Then, because I’d just decided not to do the application that was due in a few days, I felt more relaxed about time, and decided to go to my Jewish congregation’s adult education session on diversity and inclusion that morning. The speaker was Yishai Barth, a young man speaking about disability. Initially, I thought I was going mostly to accompany and support Sam and Don. But, from the first few sentences out of Yishai’s mouth and for the remainder of the morning, I felt like I was sitting at the feet of a great teacher. Judith Heilizer, a very wise and learned woman in her 8th decade who organized the event later told me that Yishai is the most brilliant person she’s ever met, and she’s met quite a few. I felt the same way. There were several times I felt he was speaking directly to me, to the yearning and questions I have. How ironic! I just gave up on looking for a teacher, and found one?! And, he’s 21 years old!

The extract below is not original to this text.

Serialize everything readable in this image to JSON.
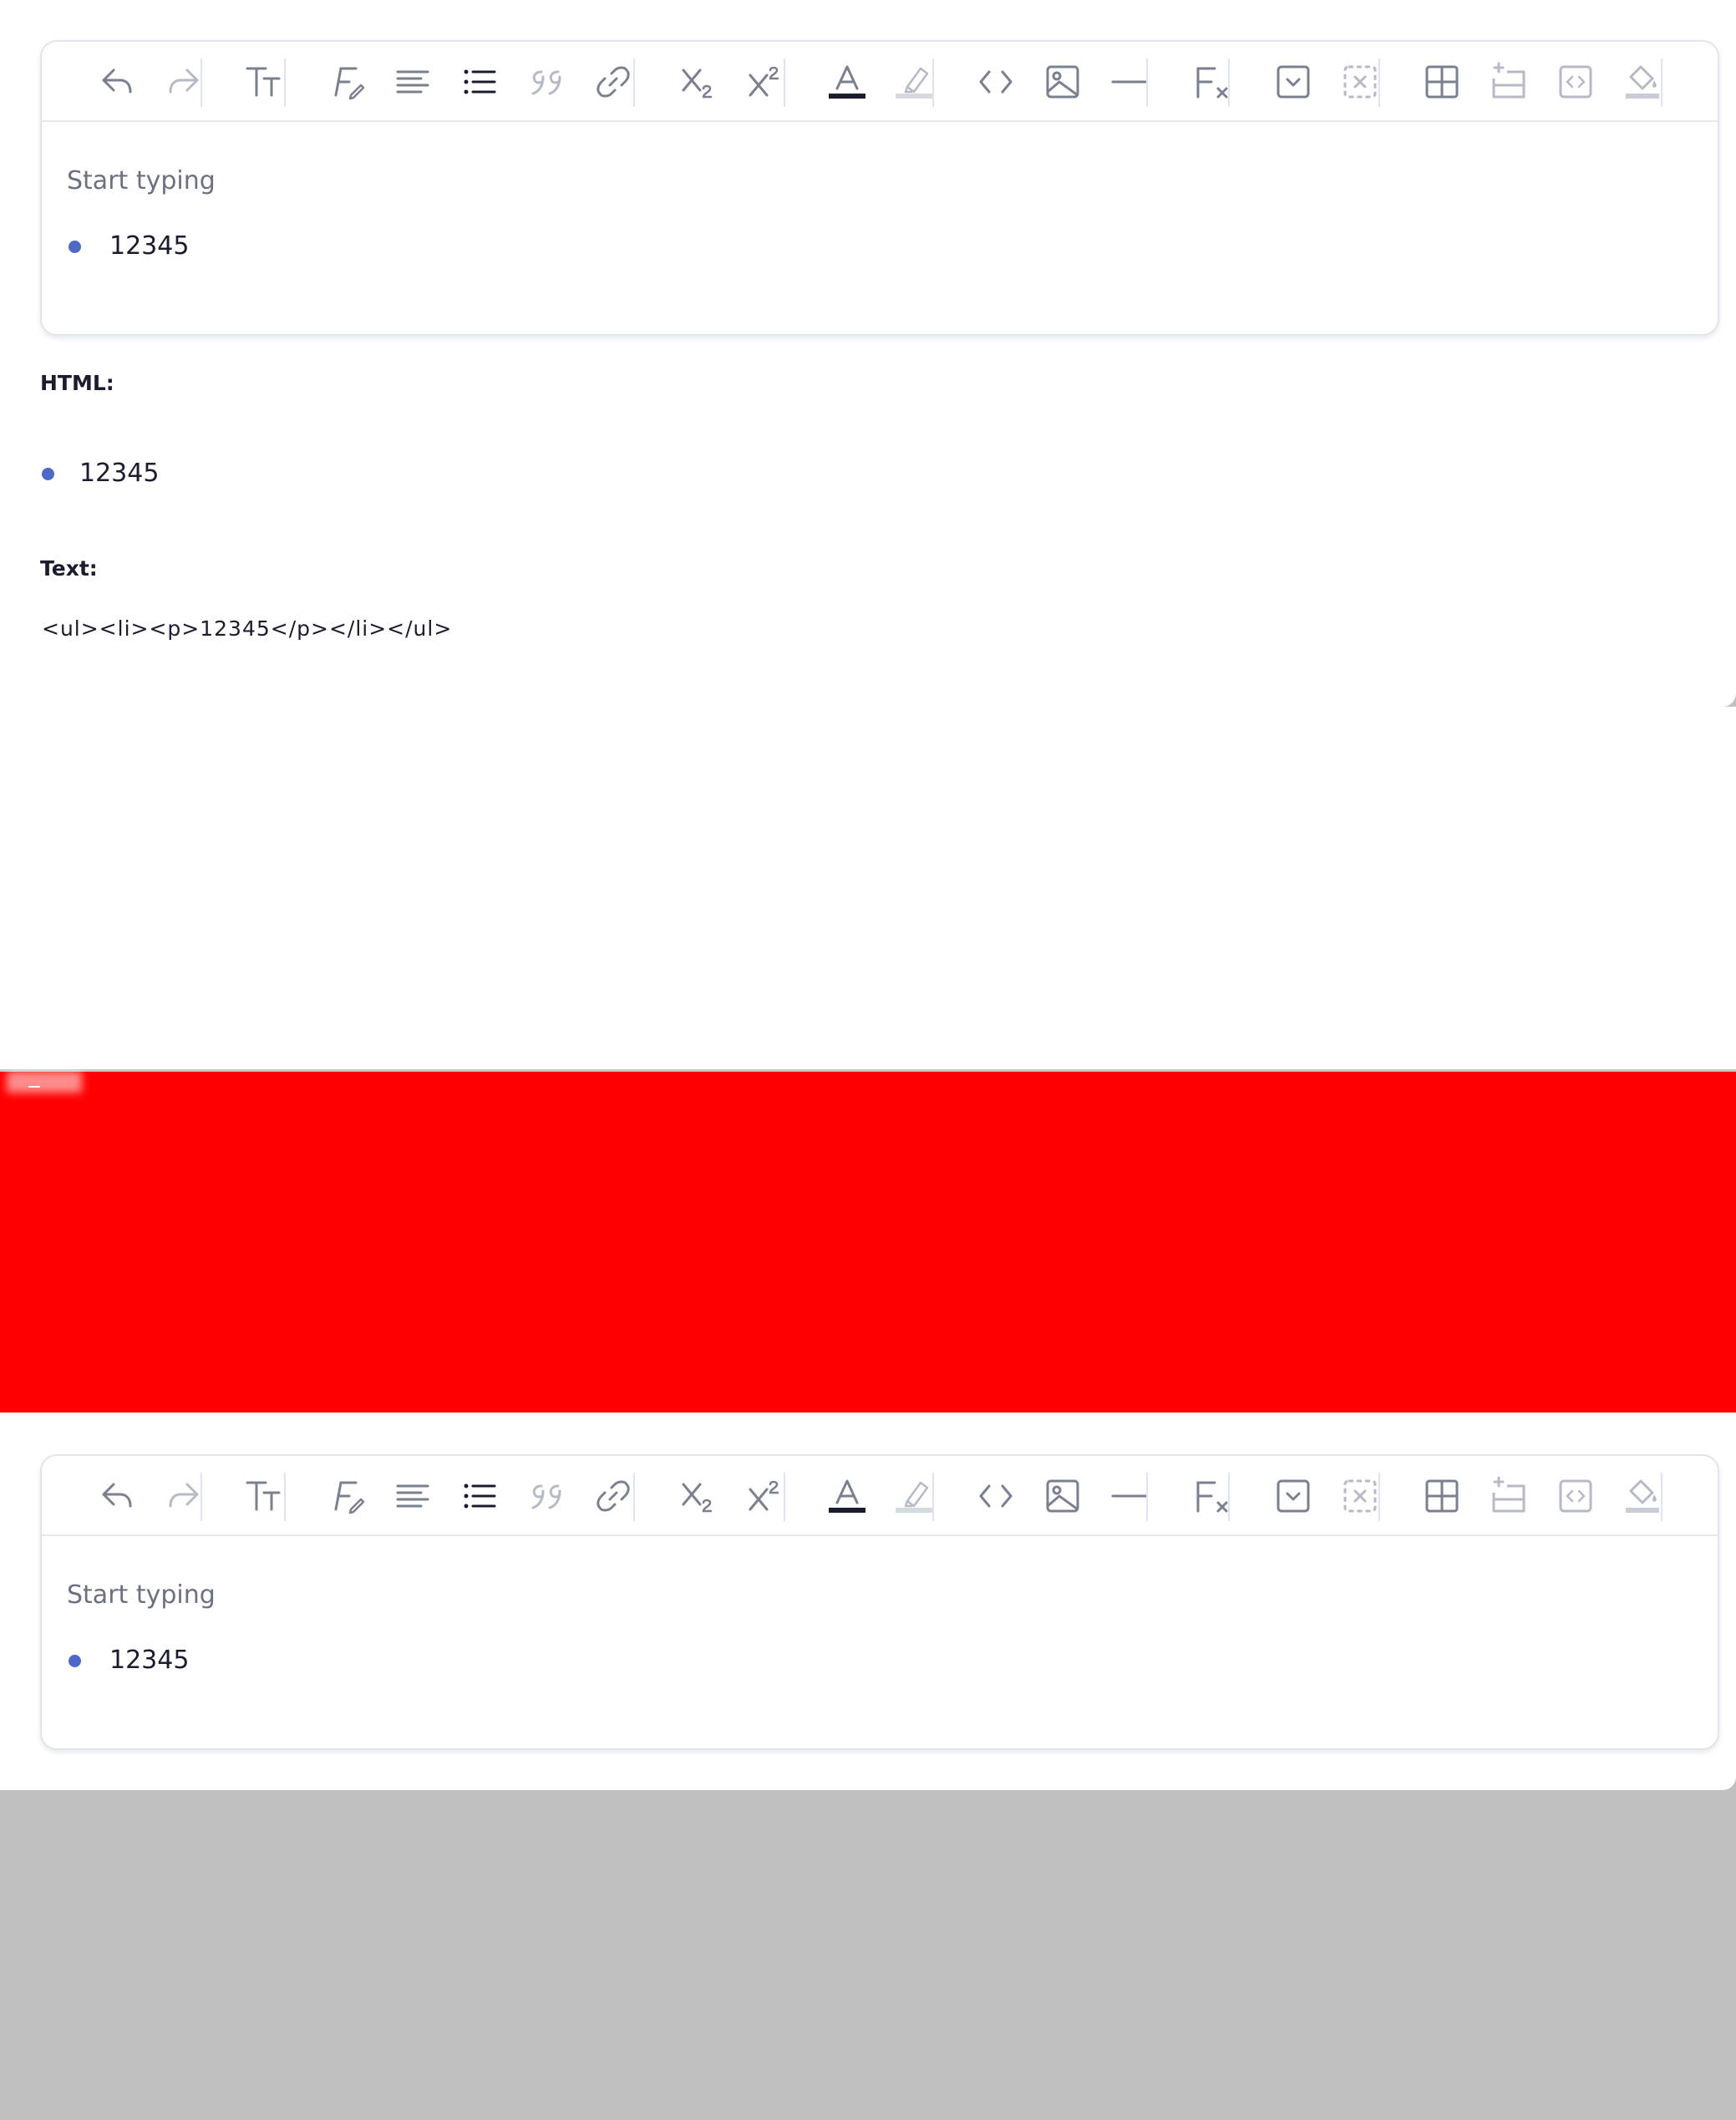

What Yishai said, though, affirmed the notion of a self-guided path. He talked about how we each have unidentified “superpowers” and also unidentified weaknesses – ways we are all “twice exceptional.” Yet most of the gifts are not sought out and cultivated like those of a musical child prodigy. He asked us to close our eyes and look internally for an as-yet-unidentified superpower, as well as a weakness. What I came up with on the spot was my ability to hear when two people are miscommunicating, and to help them bridge the gap. And the weakness I came up with was related – being so focused externally like this, on the perceptions of others, that I can’t hear my own voice.
Afterwards I wrote in my journal:
So, maybe writing is the way I bridge that gap between my inner voice and my “outer ear”?!! I have felt periodically like I don’t need to journal as much when I have good listeners. But writing is when I listen to myself with that kind of non-judgmental, loving interest!! Of course, when I turn it into a blog, I am listening with an eye (ear) towards others also. But it starts in private, with no-one else listening, so I can be my own first audience. Maybe the reason (or one of the reasons) writing is so important for me is that I can use my visual sense to perceive my inner voice. Since I’m a visual and kinesthetic learner, this helps me process – it’s maybe inevitable that it would be hard for me to hear my inner voice if I don’t bring it into vision and/or movement!
So, YES, to a commitment to writing.
Now, as I write this up into a blog post, and think about what to title it, the idea of “writing as path” comes to me. Perhaps, through writing, I will find the unity of the many other threads, and understand more deeply the wisdom of the many teachers I’ve been privileged to have. And you, my dear readers, are a part of my rich and varied community of practice.